When Jesus heard it, He said, “This sickness will not end in death but is for the glory of God, so that the Son of God may be glorified through it.” Now Jesus loved Martha, her sister, and Lazarus. So when He heard that he was sick, He stayed two more days in the place where He was. John 11:4-6
Did you see that? When Jesus was called to heal his good friend, he didn’t rush to Lazarus’s side; instead, He stayed where He was for two more days. By the time Jesus arrived, Lazarus had been dead and in the tomb for four days. Surely if Jesus had shown up in a timely manner, Lazarus would have never died!
But, Jesus said, “This is for the glory of God.”
You see, God could have shown up in my marriage. He could have prevented my divorce. He could have heard my relentless pleas. But, He allowed my husband to exert free will.
What did Jesus do when Mary, Lazarus’s sister, came to Him and fell at His feet? Jesus wept (John 11:35). He experienced the emotions of the situation, the pain of losing a dear friend.

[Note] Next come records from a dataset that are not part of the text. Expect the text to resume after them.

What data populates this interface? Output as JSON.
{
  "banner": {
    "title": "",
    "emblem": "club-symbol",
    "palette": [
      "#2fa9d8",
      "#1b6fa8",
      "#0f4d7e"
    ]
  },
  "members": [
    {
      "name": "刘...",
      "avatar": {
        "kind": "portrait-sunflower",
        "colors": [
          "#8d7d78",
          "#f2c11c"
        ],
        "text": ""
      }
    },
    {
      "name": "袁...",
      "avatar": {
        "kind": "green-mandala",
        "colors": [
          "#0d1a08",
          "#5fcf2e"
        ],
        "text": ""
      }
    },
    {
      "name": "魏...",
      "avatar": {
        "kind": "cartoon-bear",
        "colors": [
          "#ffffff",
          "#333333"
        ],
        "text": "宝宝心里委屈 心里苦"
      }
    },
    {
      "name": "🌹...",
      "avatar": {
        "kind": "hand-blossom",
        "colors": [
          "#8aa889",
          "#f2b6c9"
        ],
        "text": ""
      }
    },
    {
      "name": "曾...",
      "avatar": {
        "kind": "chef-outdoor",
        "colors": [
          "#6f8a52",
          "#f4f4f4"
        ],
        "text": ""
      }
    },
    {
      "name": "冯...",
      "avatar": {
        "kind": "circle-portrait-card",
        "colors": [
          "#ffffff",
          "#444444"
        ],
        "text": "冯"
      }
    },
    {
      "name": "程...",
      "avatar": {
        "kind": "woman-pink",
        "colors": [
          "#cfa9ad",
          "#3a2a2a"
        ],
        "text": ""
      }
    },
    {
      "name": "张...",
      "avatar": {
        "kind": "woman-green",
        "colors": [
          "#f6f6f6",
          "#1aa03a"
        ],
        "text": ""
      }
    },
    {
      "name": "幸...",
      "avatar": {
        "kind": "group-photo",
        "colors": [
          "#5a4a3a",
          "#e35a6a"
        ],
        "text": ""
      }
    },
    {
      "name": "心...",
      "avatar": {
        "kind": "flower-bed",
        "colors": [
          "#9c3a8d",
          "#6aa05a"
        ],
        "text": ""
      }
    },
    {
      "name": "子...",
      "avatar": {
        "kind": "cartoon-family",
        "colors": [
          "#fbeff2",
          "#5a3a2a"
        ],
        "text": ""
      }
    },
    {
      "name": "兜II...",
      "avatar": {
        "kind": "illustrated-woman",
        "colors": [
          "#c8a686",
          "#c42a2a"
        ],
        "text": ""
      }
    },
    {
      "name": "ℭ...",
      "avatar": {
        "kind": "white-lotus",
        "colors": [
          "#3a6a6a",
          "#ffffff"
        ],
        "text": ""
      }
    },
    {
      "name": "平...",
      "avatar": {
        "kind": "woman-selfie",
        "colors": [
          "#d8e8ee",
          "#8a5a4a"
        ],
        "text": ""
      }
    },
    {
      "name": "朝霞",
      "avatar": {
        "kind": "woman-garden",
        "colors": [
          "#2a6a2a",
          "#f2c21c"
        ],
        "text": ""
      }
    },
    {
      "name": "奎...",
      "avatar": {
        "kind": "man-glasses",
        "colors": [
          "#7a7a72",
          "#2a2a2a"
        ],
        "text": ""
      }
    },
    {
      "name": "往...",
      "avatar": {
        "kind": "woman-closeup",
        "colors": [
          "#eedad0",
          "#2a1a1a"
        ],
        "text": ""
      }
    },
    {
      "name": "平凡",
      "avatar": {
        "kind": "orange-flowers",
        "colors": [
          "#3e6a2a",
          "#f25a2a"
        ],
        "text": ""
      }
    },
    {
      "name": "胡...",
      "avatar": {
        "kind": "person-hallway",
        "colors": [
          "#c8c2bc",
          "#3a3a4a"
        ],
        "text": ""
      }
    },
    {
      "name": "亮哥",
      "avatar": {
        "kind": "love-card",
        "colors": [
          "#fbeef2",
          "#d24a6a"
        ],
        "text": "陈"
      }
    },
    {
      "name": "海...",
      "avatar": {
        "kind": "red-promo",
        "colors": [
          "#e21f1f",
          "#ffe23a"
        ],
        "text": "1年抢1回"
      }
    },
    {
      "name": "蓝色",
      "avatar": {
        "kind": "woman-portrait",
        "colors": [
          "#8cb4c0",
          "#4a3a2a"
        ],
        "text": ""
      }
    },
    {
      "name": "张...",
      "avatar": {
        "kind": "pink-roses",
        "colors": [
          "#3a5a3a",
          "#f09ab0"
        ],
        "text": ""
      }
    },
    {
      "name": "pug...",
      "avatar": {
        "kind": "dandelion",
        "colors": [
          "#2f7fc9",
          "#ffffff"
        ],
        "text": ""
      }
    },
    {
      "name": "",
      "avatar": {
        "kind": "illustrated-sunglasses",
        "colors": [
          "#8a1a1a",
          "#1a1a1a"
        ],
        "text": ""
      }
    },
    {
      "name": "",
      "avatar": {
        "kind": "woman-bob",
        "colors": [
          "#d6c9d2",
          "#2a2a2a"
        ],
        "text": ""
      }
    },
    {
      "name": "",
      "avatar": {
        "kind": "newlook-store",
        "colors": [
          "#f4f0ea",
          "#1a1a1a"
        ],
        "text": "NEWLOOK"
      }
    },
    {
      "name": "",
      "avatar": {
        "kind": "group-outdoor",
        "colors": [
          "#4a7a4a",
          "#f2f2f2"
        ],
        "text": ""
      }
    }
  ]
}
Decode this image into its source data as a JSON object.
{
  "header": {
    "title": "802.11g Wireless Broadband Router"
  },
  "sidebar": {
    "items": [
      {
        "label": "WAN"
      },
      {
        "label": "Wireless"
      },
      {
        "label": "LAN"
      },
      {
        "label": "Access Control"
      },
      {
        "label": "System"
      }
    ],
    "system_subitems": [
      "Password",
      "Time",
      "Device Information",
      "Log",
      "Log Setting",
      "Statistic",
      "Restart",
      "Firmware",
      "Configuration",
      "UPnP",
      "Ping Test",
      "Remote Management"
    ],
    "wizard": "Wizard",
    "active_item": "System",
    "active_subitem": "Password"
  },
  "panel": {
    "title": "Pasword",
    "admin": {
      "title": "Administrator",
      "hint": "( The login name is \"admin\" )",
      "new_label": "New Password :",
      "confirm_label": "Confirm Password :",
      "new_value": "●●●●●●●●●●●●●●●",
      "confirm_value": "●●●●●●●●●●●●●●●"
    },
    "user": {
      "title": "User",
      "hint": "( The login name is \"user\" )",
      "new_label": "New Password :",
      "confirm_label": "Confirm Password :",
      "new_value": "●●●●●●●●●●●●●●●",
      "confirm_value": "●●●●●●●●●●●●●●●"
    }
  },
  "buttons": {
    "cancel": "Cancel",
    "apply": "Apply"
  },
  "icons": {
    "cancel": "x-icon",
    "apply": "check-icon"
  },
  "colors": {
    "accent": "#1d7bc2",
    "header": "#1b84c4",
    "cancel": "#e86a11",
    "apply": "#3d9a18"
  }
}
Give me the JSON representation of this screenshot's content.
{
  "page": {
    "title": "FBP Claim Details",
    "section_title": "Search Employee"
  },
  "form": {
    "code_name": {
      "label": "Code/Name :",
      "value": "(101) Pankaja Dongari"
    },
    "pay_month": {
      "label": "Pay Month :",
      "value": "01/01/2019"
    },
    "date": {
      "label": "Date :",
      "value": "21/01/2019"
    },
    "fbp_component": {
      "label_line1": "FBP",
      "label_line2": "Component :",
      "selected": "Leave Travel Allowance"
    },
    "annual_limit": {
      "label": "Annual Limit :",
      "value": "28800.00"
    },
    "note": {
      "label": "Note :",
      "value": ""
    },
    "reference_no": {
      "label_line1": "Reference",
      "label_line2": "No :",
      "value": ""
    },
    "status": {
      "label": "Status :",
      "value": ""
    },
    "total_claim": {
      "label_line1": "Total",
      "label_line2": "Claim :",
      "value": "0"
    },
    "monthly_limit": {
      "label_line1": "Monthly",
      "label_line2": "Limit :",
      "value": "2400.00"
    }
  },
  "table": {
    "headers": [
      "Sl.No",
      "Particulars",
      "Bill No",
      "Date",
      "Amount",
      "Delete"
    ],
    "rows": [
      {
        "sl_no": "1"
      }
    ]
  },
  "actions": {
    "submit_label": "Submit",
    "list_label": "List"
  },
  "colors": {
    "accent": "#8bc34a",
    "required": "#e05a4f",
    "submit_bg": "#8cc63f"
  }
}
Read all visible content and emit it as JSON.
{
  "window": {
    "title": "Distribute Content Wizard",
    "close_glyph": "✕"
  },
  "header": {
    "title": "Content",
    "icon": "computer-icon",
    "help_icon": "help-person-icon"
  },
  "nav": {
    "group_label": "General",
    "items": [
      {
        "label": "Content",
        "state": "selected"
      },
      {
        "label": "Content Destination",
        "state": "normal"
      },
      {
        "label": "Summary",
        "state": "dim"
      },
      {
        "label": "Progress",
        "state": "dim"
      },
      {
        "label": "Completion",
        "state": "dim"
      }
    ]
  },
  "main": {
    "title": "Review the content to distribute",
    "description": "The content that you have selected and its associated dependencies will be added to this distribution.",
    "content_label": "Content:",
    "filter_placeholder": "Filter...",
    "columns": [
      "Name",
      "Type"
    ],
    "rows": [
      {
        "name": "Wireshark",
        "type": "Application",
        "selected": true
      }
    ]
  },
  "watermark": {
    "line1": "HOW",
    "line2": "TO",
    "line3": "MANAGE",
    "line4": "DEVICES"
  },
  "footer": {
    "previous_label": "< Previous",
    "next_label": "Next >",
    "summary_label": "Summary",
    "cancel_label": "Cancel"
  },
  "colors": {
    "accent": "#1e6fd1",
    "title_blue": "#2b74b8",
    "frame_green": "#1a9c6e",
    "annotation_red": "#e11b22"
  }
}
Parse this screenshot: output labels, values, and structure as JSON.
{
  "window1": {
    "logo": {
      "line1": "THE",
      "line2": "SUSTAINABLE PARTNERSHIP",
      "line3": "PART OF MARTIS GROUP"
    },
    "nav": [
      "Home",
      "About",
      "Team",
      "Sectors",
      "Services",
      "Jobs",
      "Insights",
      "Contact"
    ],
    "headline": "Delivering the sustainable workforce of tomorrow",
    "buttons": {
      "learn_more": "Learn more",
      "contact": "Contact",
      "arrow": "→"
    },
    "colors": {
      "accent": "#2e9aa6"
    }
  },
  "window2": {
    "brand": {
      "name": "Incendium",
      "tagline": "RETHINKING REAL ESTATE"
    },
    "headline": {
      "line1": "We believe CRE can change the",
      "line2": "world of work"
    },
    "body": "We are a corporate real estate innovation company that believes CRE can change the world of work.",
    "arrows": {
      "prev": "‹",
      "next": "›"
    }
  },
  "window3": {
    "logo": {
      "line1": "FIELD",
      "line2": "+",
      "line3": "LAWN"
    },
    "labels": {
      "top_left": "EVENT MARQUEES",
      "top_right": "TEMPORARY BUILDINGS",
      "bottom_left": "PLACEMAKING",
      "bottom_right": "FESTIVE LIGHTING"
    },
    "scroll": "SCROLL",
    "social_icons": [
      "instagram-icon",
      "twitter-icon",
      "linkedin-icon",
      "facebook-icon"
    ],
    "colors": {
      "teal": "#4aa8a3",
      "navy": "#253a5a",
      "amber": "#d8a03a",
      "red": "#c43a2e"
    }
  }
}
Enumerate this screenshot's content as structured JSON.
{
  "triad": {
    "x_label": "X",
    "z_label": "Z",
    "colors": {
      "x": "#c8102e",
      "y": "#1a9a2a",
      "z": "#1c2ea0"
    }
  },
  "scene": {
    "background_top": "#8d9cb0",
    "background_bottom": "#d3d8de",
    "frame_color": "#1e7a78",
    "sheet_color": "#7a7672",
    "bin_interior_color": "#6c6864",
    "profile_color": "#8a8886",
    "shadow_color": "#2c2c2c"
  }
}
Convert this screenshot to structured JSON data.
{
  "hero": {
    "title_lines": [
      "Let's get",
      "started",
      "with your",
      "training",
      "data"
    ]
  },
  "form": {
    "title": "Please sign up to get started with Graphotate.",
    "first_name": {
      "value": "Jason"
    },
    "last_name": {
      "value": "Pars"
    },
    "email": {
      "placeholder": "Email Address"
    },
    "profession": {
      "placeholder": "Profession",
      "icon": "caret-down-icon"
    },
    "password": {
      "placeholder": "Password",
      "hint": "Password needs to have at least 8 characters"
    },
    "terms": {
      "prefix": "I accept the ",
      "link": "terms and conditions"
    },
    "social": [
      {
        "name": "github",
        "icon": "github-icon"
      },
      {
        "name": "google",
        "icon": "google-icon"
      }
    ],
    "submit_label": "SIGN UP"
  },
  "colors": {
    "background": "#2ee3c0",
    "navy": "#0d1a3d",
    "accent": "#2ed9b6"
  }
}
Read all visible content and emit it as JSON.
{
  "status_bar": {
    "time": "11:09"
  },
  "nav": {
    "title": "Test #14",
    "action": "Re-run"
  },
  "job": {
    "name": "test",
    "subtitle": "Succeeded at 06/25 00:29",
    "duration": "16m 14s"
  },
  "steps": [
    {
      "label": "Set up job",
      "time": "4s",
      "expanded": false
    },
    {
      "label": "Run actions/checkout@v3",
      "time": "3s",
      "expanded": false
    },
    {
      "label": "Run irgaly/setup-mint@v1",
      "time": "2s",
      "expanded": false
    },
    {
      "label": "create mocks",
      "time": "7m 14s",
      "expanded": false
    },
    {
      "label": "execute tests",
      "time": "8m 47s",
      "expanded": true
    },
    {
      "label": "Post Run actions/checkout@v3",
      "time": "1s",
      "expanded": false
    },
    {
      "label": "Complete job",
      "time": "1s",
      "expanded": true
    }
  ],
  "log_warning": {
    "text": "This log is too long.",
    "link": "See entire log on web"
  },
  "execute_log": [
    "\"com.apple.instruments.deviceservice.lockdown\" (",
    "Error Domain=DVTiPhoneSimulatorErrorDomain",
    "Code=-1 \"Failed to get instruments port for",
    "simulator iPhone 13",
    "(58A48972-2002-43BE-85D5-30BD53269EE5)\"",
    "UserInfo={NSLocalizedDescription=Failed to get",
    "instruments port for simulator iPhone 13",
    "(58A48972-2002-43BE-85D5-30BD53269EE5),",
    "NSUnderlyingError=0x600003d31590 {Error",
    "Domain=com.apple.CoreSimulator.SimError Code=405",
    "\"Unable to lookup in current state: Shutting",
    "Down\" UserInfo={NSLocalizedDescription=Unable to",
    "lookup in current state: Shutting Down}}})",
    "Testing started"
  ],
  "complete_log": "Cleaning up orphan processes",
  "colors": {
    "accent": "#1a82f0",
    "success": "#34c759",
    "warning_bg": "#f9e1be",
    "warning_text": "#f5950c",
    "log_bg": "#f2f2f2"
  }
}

What did my Savior do when my marriage crumbled? He wept with me. He cried over the hurt, the pain, the devastation. He cried for the lives impacted by our divorce. He cried over the broken vows.
Then, as only Jesus could do, He called for the stone over Lazarus’ tomb to be removed. His sister, Martha, protested. “But, Lord, his body is decaying! He stinks! We can’t do that!”
When I filed for divorce, people around me began to pick up their stones and accuse me of breaking my covenant, of humiliating the name of Christ. I walked in shame and condemnation. I had a heavy burden of guilt. I felt as if there was an overwhelming stench that surrounded me.
As the people obeyed Jesus and removed the stone from Lazarus’s grave, Jesus gave the command.
Then Jesus raised His eyes and said, “Father, I thank You that You heard Me. I know that You always hear Me, but because of the crowd standing here I said this, so they may believe You sent Me.” After He said this, He shouted with a loud voice, “Lazarus, come out!” The dead man came out bound hand and foot with linen strips and with his face wrapped in a cloth. Jesus said to them, “Loose him and let him go.” John 11:41-44
After Jesus’ wept with me over the death of my dreams, He called me—the dead woman—to come forth. He proclaimed, “I am the resurrection and the life!” (John 11:25). He told me that He would resurrect my life, that He would take the death I had experienced and give me a new life. He told me that He would replace my heart of stone with one of flesh (Ezekiel 11:19). He told me that He would do something new (Isaiah 43:18-19). He told me that He would do something amazing in me so that He could do something amazing through me. He commanded me to remove the graveclothes of guilt and condemnation and to put them behind me.
As I continue to walk this path, I am amazed at the new life I have. My trials and tribulations have worked into me a new compassion for hurting people. While I certainly don’t recommend divorce, I am the first in line to offer a word of hope and encouragement to anyone walking through the pain. I no longer pick up my stones because I realize there’s always more to the story. My heart has a burning passion for purity and encouraging those whose lives have been ravaged by the storms of this life. My purpose in this life has become proclaiming the restoration that only God can bring!
It doesn’t matter what life throws at you: divorce, adultery, medical problems, financial ruin, addiction. It doesn’t matter whether the storm was heaped on you by someone else or by your own acts of disobedience. The only thing that matters is what you do with what life gives you. No matter what the situation, God can—and will—redeem it for His glory. You must simply choose to surrender to the Resurrection and the Life.
While divorce was not God’s perfect will for my life, I choose to let it be for His glory!
Thank you, Lord, for taking my life from the depths of the grave and breathing new life into me. Thank you for taking the failures of my past and using them to encourage others. Thank you for taking my divorce and using it for your glory!